__EXERCISE DIRECTIONS__
As you look over the data below, please find each line where the word "this" appears, then copy it.

________________________

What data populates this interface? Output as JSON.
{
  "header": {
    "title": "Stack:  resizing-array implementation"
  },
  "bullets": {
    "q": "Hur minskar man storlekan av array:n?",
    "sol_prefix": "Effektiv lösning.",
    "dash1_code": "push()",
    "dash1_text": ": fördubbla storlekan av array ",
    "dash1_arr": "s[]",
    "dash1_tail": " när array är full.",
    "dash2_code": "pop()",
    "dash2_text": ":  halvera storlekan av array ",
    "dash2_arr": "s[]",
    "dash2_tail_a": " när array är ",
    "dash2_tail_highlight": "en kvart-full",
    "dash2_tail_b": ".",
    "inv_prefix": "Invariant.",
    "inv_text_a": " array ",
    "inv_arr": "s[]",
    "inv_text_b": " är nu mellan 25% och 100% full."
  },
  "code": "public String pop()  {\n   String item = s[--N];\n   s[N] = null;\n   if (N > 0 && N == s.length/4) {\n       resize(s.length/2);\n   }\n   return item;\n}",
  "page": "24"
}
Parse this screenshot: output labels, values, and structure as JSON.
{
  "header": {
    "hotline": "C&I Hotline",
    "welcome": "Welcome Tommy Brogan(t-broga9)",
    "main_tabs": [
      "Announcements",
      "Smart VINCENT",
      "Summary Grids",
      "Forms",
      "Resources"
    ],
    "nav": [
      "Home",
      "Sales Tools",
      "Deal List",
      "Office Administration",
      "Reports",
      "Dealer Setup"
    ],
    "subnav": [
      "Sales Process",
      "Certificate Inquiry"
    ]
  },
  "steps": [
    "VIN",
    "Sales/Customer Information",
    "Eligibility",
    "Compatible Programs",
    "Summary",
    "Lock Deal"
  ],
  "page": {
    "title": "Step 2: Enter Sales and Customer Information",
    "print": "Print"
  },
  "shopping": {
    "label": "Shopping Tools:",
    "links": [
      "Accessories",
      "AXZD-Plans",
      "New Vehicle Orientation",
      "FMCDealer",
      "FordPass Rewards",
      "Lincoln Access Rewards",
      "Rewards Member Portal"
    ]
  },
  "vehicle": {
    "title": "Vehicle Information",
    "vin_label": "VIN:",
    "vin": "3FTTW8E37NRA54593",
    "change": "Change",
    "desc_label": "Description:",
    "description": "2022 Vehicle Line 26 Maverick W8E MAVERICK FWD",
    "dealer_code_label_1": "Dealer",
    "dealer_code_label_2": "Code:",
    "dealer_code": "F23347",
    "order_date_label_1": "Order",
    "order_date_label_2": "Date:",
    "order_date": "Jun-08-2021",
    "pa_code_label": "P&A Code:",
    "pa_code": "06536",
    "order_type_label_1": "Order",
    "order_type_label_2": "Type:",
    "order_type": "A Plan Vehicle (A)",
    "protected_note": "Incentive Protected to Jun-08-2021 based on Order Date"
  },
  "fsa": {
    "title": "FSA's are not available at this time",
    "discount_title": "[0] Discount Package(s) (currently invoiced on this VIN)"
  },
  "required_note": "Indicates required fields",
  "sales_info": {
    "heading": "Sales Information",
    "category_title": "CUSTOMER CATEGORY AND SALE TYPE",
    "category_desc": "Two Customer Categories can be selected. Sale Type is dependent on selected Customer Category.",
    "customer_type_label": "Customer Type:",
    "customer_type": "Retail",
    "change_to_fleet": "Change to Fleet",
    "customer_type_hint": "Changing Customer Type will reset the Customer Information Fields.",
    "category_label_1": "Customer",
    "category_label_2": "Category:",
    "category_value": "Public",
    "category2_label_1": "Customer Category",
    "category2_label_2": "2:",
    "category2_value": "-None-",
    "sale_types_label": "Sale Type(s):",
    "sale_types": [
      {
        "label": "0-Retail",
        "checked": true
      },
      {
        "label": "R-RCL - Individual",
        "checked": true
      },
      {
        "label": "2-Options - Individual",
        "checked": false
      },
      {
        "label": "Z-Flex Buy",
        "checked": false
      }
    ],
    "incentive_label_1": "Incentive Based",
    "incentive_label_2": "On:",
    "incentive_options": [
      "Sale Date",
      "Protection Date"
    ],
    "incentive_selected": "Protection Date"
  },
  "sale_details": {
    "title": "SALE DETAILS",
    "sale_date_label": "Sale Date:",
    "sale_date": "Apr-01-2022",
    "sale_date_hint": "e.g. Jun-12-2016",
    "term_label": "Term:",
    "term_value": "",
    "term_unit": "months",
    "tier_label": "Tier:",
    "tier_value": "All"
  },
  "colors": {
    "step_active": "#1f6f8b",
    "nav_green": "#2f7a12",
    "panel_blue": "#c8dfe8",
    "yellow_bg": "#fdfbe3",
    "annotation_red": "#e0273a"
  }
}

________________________

__EXERCISE OUTPUT__
What data populates this interface? Output as JSON.
Parse this screenshot: output labels, values, and structure as JSON.
    "title": "FSA's are not available at this time",
    "discount_title": "[0] Discount Package(s) (currently invoiced on this VIN)"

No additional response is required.